(Web page and app entries)
************

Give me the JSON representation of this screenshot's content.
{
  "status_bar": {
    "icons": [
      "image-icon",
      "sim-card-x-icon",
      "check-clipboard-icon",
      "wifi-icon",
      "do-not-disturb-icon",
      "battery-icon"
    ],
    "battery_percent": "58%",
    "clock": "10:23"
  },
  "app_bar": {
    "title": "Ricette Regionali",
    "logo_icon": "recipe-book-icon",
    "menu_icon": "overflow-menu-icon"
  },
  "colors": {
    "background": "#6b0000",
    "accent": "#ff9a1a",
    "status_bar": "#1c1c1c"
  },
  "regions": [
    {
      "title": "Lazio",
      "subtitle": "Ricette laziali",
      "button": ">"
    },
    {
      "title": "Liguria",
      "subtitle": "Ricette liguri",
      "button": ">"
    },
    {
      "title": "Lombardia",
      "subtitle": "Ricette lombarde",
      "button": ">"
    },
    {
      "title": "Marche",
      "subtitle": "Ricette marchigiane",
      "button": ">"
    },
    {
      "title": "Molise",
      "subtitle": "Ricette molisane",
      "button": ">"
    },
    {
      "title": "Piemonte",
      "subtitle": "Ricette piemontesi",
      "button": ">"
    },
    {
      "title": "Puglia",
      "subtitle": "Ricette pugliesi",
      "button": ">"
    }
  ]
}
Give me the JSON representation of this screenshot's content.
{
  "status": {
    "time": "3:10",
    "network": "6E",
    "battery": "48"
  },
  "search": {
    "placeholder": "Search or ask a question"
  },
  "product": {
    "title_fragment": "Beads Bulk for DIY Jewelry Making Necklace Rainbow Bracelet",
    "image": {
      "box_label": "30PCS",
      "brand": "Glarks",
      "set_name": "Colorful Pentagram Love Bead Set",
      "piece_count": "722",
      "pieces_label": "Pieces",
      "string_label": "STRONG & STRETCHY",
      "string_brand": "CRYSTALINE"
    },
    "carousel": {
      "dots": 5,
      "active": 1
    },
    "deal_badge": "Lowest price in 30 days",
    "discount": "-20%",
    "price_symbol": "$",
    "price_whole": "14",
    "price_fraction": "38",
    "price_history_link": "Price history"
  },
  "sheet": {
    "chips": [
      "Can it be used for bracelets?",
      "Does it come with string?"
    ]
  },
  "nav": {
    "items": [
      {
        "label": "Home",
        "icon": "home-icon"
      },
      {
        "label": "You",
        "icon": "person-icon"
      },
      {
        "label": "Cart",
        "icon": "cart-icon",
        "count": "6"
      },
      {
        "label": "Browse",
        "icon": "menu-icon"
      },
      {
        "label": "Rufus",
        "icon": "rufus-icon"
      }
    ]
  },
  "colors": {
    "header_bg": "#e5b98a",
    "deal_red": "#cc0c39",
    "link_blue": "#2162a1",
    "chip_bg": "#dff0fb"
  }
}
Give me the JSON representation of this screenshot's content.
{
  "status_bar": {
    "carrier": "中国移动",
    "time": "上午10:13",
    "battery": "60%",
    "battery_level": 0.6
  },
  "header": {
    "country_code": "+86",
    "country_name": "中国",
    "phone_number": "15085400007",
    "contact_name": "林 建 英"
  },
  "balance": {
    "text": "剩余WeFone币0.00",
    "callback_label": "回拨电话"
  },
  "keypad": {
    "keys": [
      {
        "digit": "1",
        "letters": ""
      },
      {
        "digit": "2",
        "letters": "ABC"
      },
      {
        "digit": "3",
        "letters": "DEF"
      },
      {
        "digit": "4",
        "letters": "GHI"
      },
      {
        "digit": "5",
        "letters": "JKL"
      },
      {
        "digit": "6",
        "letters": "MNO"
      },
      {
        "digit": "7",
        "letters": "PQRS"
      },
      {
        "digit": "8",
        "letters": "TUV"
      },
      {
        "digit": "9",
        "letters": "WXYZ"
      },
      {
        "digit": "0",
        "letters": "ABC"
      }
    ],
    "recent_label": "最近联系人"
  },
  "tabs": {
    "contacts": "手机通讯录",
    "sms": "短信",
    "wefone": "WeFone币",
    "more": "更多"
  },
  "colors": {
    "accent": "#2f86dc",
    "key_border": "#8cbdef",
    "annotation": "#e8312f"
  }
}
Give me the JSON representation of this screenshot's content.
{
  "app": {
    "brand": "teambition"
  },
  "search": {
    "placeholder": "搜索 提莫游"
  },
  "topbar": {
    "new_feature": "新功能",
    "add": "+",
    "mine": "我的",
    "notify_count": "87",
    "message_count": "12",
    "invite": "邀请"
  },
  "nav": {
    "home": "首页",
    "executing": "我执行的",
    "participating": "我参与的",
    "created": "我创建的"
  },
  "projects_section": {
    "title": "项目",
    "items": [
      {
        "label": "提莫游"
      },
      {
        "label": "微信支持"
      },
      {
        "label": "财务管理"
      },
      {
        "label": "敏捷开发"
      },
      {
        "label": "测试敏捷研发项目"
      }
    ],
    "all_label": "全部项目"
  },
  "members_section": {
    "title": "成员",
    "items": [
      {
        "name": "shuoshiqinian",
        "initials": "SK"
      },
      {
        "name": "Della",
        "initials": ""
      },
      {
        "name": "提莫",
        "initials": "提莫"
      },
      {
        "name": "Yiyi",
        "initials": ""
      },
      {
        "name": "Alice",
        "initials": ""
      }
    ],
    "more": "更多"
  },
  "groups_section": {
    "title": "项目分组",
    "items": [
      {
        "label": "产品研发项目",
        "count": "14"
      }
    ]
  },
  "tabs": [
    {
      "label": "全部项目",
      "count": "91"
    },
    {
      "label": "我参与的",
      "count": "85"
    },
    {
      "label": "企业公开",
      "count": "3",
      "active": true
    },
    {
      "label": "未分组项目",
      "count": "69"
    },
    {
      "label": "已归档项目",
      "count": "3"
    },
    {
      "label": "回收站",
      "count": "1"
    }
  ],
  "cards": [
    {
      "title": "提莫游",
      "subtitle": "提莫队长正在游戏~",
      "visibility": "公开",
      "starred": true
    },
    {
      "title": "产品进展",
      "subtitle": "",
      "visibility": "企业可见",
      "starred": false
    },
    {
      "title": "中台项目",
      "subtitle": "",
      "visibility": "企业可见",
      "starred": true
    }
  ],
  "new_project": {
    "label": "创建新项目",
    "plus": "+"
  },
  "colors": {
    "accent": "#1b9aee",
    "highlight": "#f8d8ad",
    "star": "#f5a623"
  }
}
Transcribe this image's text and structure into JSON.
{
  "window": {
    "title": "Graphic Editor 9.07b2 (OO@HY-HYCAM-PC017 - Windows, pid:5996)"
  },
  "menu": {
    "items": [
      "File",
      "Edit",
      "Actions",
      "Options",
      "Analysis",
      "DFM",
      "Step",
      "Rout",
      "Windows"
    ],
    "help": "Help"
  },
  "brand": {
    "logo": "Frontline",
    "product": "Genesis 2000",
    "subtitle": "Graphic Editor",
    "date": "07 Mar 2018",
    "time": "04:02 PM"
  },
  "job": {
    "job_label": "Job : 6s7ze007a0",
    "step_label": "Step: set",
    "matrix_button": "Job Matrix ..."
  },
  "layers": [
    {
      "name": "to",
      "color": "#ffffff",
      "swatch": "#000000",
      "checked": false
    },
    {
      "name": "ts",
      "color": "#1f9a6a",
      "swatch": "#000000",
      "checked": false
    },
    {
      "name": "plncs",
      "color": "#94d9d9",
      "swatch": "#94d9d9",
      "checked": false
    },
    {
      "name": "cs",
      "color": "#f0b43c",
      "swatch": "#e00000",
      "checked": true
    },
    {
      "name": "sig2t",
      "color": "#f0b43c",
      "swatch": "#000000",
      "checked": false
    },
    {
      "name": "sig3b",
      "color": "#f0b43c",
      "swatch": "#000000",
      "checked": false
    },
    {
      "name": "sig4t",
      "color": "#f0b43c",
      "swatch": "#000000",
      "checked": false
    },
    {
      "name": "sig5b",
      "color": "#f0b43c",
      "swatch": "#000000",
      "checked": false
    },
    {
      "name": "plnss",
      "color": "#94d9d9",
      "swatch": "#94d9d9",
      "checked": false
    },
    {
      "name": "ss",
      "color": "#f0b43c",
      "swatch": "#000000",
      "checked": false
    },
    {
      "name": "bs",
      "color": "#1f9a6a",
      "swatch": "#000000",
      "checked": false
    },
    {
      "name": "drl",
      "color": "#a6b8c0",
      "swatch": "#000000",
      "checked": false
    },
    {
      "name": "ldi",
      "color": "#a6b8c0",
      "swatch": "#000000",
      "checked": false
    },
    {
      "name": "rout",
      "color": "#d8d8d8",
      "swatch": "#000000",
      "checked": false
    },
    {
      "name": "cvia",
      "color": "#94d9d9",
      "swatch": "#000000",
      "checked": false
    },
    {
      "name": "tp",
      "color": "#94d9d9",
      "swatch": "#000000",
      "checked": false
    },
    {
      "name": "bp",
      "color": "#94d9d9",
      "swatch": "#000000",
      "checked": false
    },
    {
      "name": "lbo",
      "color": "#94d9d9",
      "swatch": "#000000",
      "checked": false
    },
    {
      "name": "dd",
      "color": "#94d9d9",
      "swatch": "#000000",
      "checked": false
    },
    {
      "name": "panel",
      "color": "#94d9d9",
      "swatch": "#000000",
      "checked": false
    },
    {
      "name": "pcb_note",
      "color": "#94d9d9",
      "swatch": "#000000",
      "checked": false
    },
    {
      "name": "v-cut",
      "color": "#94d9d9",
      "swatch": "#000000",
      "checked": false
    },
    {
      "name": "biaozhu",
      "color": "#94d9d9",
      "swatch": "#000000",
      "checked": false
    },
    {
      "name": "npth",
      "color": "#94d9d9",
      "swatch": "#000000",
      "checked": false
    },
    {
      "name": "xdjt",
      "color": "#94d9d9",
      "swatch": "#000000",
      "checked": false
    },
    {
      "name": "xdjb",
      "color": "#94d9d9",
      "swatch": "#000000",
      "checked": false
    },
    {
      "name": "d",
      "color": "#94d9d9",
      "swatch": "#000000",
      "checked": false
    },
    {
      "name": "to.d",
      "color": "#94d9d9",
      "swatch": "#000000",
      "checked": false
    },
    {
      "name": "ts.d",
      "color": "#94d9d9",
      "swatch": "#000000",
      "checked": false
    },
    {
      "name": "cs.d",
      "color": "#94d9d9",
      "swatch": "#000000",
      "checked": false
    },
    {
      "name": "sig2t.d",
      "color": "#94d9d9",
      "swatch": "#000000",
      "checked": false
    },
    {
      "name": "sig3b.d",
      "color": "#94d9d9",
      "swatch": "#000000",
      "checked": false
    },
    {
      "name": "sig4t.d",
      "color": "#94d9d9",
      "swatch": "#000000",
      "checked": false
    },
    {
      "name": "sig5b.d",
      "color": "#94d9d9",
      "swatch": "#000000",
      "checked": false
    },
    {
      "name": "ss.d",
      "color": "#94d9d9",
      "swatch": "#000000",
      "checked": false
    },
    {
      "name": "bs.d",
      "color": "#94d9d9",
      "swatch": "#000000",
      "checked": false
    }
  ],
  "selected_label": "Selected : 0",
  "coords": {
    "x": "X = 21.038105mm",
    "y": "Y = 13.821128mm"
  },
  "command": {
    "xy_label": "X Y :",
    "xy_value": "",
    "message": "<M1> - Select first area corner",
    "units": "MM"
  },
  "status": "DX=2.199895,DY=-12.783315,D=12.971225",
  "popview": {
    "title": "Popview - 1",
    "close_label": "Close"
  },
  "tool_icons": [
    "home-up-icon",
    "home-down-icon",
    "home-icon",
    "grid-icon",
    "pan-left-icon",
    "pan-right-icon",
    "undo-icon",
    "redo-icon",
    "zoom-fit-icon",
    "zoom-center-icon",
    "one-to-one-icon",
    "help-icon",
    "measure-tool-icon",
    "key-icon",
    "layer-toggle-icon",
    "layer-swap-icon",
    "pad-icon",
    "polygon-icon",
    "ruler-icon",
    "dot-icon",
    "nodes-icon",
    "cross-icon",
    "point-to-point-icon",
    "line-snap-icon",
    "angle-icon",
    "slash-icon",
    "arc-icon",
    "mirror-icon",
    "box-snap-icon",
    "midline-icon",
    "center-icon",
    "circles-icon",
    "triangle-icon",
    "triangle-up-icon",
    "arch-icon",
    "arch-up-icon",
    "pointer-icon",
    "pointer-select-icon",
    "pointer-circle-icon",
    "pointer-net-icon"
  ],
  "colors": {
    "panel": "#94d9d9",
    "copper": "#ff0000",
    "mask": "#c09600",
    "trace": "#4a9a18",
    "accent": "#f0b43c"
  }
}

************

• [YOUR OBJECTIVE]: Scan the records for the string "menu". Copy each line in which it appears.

• [ANSWER]:
    "menu_icon": "overflow-menu-icon"
        "icon": "menu-icon"
  "menu": {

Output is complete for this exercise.